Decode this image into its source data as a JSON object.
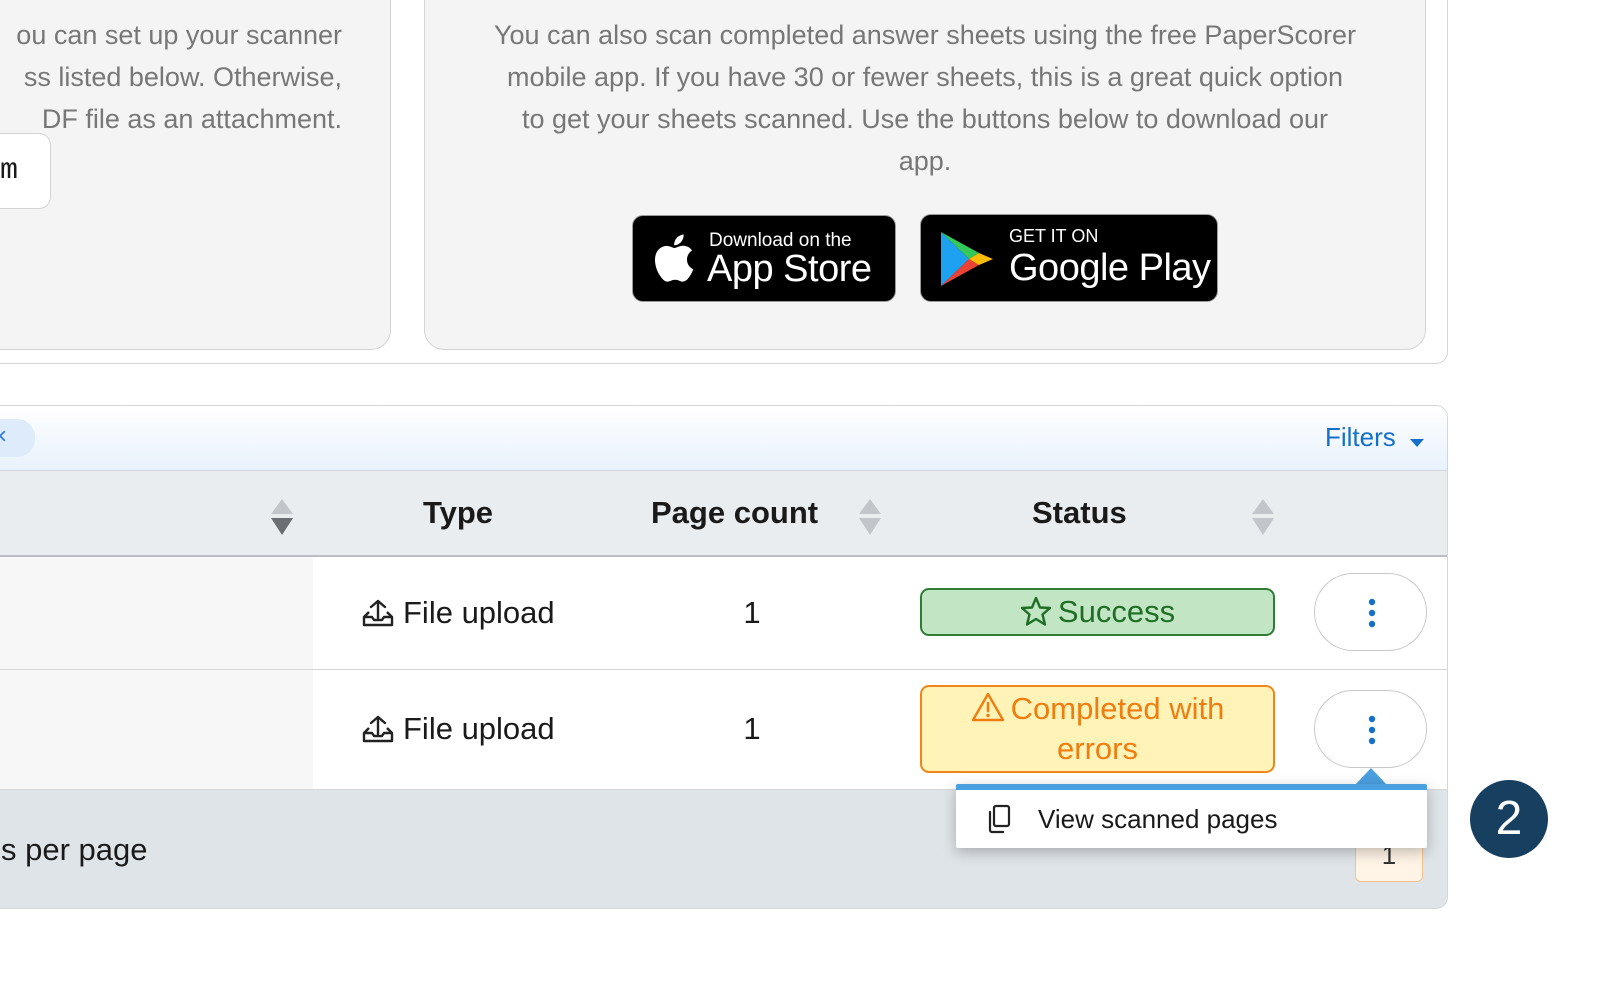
{
  "email_instructions": {
    "lines": [
      "ou can set up your scanner",
      "ss listed below. Otherwise,",
      "DF file as an attachment."
    ],
    "email_partial": "r.com"
  },
  "mobile_app": {
    "lines": [
      "You can also scan completed answer sheets using the free PaperScorer",
      "mobile app. If you have 30 or fewer sheets, this is a great quick option",
      "to get your sheets scanned. Use the buttons below to download our",
      "app."
    ],
    "app_store": {
      "small": "Download on the",
      "big": "App Store",
      "icon": "apple-icon"
    },
    "google_play": {
      "small": "GET IT ON",
      "big": "Google Play",
      "icon": "google-play-icon"
    }
  },
  "filters": {
    "chip_close": "×",
    "label": "Filters"
  },
  "table": {
    "headers": {
      "type": "Type",
      "page_count": "Page count",
      "status": "Status"
    },
    "rows": [
      {
        "type": "File upload",
        "page_count": "1",
        "status": "Success",
        "status_kind": "success"
      },
      {
        "type": "File upload",
        "page_count": "1",
        "status_line1": "Completed with",
        "status_line2": "errors",
        "status_kind": "warning"
      }
    ],
    "footer_text": "s per page",
    "current_page": "1"
  },
  "row_menu": {
    "items": [
      {
        "label": "View scanned pages",
        "icon": "copy-pages-icon"
      }
    ]
  },
  "step_marker": "2",
  "colors": {
    "accent": "#1570c9",
    "success_bg": "#c2e6c4",
    "warning_bg": "#fff3b8",
    "marker": "#173f5f"
  }
}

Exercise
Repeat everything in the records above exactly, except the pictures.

Task response
Decode this image into its source data as a JSON object.
{
  "email_instructions": {
    "lines": [
      "ou can set up your scanner",
      "ss listed below. Otherwise,",
      "DF file as an attachment."
    ],
    "email_partial": "r.com"
  },
  "mobile_app": {
    "lines": [
      "You can also scan completed answer sheets using the free PaperScorer",
      "mobile app. If you have 30 or fewer sheets, this is a great quick option",
      "to get your sheets scanned. Use the buttons below to download our",
      "app."
    ],
    "app_store": {
      "small": "Download on the",
      "big": "App Store",
      "icon": "apple-icon"
    },
    "google_play": {
      "small": "GET IT ON",
      "big": "Google Play",
      "icon": "google-play-icon"
    }
  },
  "filters": {
    "chip_close": "×",
    "label": "Filters"
  },
  "table": {
    "headers": {
      "type": "Type",
      "page_count": "Page count",
      "status": "Status"
    },
    "rows": [
      {
        "type": "File upload",
        "page_count": "1",
        "status": "Success",
        "status_kind": "success"
      },
      {
        "type": "File upload",
        "page_count": "1",
        "status_line1": "Completed with",
        "status_line2": "errors",
        "status_kind": "warning"
      }
    ],
    "footer_text": "s per page",
    "current_page": "1"
  },
  "row_menu": {
    "items": [
      {
        "label": "View scanned pages",
        "icon": "copy-pages-icon"
      }
    ]
  },
  "step_marker": "2",
  "colors": {
    "accent": "#1570c9",
    "success_bg": "#c2e6c4",
    "warning_bg": "#fff3b8",
    "marker": "#173f5f"
  }
}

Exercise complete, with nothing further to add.